Copy all of the data that follows without altering a word.

++++++++

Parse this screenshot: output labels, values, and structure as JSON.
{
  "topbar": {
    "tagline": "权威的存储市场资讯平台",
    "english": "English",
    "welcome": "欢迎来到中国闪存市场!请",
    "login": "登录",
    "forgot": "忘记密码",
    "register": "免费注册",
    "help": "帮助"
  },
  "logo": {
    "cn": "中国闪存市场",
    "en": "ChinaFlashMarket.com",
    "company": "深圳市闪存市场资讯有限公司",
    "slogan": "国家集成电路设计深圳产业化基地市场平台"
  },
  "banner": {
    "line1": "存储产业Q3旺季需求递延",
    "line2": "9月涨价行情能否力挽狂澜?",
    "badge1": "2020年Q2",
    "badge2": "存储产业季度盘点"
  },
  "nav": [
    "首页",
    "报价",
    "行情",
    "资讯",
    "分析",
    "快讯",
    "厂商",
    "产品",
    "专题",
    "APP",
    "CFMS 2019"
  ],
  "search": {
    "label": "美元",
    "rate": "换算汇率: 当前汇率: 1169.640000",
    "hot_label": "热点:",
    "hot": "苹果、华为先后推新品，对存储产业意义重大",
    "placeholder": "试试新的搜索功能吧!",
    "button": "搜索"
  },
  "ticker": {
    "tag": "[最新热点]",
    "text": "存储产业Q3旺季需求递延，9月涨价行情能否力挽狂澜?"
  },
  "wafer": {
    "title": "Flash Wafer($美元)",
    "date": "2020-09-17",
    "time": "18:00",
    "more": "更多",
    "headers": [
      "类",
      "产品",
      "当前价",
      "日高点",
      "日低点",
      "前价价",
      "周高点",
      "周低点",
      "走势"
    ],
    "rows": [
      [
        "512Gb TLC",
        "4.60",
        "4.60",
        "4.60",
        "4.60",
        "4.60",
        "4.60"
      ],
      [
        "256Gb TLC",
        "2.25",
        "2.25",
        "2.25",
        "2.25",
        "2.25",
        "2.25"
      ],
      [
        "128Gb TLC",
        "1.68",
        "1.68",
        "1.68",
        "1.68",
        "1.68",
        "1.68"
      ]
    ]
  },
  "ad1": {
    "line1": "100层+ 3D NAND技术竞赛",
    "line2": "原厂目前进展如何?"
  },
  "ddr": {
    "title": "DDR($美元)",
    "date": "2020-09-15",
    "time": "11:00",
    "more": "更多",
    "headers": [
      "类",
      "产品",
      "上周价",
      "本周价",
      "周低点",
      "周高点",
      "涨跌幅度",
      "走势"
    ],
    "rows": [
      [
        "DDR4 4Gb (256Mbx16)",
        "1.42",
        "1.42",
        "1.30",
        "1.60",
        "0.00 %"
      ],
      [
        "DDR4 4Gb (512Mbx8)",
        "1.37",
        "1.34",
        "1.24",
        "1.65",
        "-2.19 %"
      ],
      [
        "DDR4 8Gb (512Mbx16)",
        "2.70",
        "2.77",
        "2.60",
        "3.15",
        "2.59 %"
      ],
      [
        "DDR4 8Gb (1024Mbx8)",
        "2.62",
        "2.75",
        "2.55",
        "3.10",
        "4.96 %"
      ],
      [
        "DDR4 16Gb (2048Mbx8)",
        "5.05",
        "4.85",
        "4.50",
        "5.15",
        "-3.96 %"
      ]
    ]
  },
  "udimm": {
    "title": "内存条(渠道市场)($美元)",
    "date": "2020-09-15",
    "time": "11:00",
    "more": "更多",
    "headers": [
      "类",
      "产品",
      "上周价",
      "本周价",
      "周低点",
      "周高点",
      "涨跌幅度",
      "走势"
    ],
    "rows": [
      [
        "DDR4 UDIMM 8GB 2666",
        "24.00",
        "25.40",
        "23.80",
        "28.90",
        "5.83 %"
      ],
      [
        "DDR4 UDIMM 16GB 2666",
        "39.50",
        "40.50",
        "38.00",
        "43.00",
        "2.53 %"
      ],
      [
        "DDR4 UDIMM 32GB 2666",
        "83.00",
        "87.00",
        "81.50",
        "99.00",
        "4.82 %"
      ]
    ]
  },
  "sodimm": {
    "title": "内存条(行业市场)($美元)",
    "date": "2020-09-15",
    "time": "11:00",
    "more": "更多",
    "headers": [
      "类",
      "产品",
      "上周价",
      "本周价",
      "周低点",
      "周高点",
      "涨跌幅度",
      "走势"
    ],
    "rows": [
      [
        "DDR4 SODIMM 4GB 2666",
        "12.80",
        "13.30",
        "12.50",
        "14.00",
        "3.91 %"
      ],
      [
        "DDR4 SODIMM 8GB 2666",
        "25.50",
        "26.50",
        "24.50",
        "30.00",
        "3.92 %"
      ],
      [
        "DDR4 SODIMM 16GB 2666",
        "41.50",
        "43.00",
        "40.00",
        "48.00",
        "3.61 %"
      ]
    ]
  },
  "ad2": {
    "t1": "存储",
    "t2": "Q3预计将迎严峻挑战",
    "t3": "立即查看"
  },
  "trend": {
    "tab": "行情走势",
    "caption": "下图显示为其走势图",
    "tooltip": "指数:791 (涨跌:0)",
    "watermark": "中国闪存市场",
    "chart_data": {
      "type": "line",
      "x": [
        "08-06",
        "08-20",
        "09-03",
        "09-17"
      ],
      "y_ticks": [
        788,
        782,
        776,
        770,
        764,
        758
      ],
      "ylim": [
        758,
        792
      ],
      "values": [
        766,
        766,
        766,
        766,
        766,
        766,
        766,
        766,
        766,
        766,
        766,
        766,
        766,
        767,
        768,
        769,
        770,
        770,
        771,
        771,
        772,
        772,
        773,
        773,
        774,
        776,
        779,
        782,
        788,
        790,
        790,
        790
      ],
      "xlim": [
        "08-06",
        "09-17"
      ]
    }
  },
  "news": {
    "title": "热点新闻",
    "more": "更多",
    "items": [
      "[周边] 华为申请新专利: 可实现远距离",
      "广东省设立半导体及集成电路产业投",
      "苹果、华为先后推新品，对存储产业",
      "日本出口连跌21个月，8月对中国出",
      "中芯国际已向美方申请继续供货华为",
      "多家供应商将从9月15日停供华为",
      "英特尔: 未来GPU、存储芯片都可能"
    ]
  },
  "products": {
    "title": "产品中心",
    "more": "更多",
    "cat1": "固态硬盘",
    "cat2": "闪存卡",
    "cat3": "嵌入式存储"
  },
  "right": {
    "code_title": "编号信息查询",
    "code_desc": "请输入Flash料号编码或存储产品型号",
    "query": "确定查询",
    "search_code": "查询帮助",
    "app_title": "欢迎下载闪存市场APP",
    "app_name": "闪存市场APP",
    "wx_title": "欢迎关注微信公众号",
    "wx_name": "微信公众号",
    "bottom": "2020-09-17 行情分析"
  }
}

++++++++

→ **COMPLETED EXERCISE**
Parse this screenshot: output labels, values, and structure as JSON.
{
  "topbar": {
    "tagline": "权威的存储市场资讯平台",
    "english": "English",
    "welcome": "欢迎来到中国闪存市场!请",
    "login": "登录",
    "forgot": "忘记密码",
    "register": "免费注册",
    "help": "帮助"
  },
  "logo": {
    "cn": "中国闪存市场",
    "en": "ChinaFlashMarket.com",
    "company": "深圳市闪存市场资讯有限公司",
    "slogan": "国家集成电路设计深圳产业化基地市场平台"
  },
  "banner": {
    "line1": "存储产业Q3旺季需求递延",
    "line2": "9月涨价行情能否力挽狂澜?",
    "badge1": "2020年Q2",
    "badge2": "存储产业季度盘点"
  },
  "nav": [
    "首页",
    "报价",
    "行情",
    "资讯",
    "分析",
    "快讯",
    "厂商",
    "产品",
    "专题",
    "APP",
    "CFMS 2019"
  ],
  "search": {
    "label": "美元",
    "rate": "换算汇率: 当前汇率: 1169.640000",
    "hot_label": "热点:",
    "hot": "苹果、华为先后推新品，对存储产业意义重大",
    "placeholder": "试试新的搜索功能吧!",
    "button": "搜索"
  },
  "ticker": {
    "tag": "[最新热点]",
    "text": "存储产业Q3旺季需求递延，9月涨价行情能否力挽狂澜?"
  },
  "wafer": {
    "title": "Flash Wafer($美元)",
    "date": "2020-09-17",
    "time": "18:00",
    "more": "更多",
    "headers": [
      "类",
      "产品",
      "当前价",
      "日高点",
      "日低点",
      "前价价",
      "周高点",
      "周低点",
      "走势"
    ],
    "rows": [
      [
        "512Gb TLC",
        "4.60",
        "4.60",
        "4.60",
        "4.60",
        "4.60",
        "4.60"
      ],
      [
        "256Gb TLC",
        "2.25",
        "2.25",
        "2.25",
        "2.25",
        "2.25",
        "2.25"
      ],
      [
        "128Gb TLC",
        "1.68",
        "1.68",
        "1.68",
        "1.68",
        "1.68",
        "1.68"
      ]
    ]
  },
  "ad1": {
    "line1": "100层+ 3D NAND技术竞赛",
    "line2": "原厂目前进展如何?"
  },
  "ddr": {
    "title": "DDR($美元)",
    "date": "2020-09-15",
    "time": "11:00",
    "more": "更多",
    "headers": [
      "类",
      "产品",
      "上周价",
      "本周价",
      "周低点",
      "周高点",
      "涨跌幅度",
      "走势"
    ],
    "rows": [
      [
        "DDR4 4Gb (256Mbx16)",
        "1.42",
        "1.42",
        "1.30",
        "1.60",
        "0.00 %"
      ],
      [
        "DDR4 4Gb (512Mbx8)",
        "1.37",
        "1.34",
        "1.24",
        "1.65",
        "-2.19 %"
      ],
      [
        "DDR4 8Gb (512Mbx16)",
        "2.70",
        "2.77",
        "2.60",
        "3.15",
        "2.59 %"
      ],
      [
        "DDR4 8Gb (1024Mbx8)",
        "2.62",
        "2.75",
        "2.55",
        "3.10",
        "4.96 %"
      ],
      [
        "DDR4 16Gb (2048Mbx8)",
        "5.05",
        "4.85",
        "4.50",
        "5.15",
        "-3.96 %"
      ]
    ]
  },
  "udimm": {
    "title": "内存条(渠道市场)($美元)",
    "date": "2020-09-15",
    "time": "11:00",
    "more": "更多",
    "headers": [
      "类",
      "产品",
      "上周价",
      "本周价",
      "周低点",
      "周高点",
      "涨跌幅度",
      "走势"
    ],
    "rows": [
      [
        "DDR4 UDIMM 8GB 2666",
        "24.00",
        "25.40",
        "23.80",
        "28.90",
        "5.83 %"
      ],
      [
        "DDR4 UDIMM 16GB 2666",
        "39.50",
        "40.50",
        "38.00",
        "43.00",
        "2.53 %"
      ],
      [
        "DDR4 UDIMM 32GB 2666",
        "83.00",
        "87.00",
        "81.50",
        "99.00",
        "4.82 %"
      ]
    ]
  },
  "sodimm": {
    "title": "内存条(行业市场)($美元)",
    "date": "2020-09-15",
    "time": "11:00",
    "more": "更多",
    "headers": [
      "类",
      "产品",
      "上周价",
      "本周价",
      "周低点",
      "周高点",
      "涨跌幅度",
      "走势"
    ],
    "rows": [
      [
        "DDR4 SODIMM 4GB 2666",
        "12.80",
        "13.30",
        "12.50",
        "14.00",
        "3.91 %"
      ],
      [
        "DDR4 SODIMM 8GB 2666",
        "25.50",
        "26.50",
        "24.50",
        "30.00",
        "3.92 %"
      ],
      [
        "DDR4 SODIMM 16GB 2666",
        "41.50",
        "43.00",
        "40.00",
        "48.00",
        "3.61 %"
      ]
    ]
  },
  "ad2": {
    "t1": "存储",
    "t2": "Q3预计将迎严峻挑战",
    "t3": "立即查看"
  },
  "trend": {
    "tab": "行情走势",
    "caption": "下图显示为其走势图",
    "tooltip": "指数:791 (涨跌:0)",
    "watermark": "中国闪存市场",
    "chart_data": {
      "type": "line",
      "x": [
        "08-06",
        "08-20",
        "09-03",
        "09-17"
      ],
      "y_ticks": [
        788,
        782,
        776,
        770,
        764,
        758
      ],
      "ylim": [
        758,
        792
      ],
      "values": [
        766,
        766,
        766,
        766,
        766,
        766,
        766,
        766,
        766,
        766,
        766,
        766,
        766,
        767,
        768,
        769,
        770,
        770,
        771,
        771,
        772,
        772,
        773,
        773,
        774,
        776,
        779,
        782,
        788,
        790,
        790,
        790
      ],
      "xlim": [
        "08-06",
        "09-17"
      ]
    }
  },
  "news": {
    "title": "热点新闻",
    "more": "更多",
    "items": [
      "[周边] 华为申请新专利: 可实现远距离",
      "广东省设立半导体及集成电路产业投",
      "苹果、华为先后推新品，对存储产业",
      "日本出口连跌21个月，8月对中国出",
      "中芯国际已向美方申请继续供货华为",
      "多家供应商将从9月15日停供华为",
      "英特尔: 未来GPU、存储芯片都可能"
    ]
  },
  "products": {
    "title": "产品中心",
    "more": "更多",
    "cat1": "固态硬盘",
    "cat2": "闪存卡",
    "cat3": "嵌入式存储"
  },
  "right": {
    "code_title": "编号信息查询",
    "code_desc": "请输入Flash料号编码或存储产品型号",
    "query": "确定查询",
    "search_code": "查询帮助",
    "app_title": "欢迎下载闪存市场APP",
    "app_name": "闪存市场APP",
    "wx_title": "欢迎关注微信公众号",
    "wx_name": "微信公众号",
    "bottom": "2020-09-17 行情分析"
  }
}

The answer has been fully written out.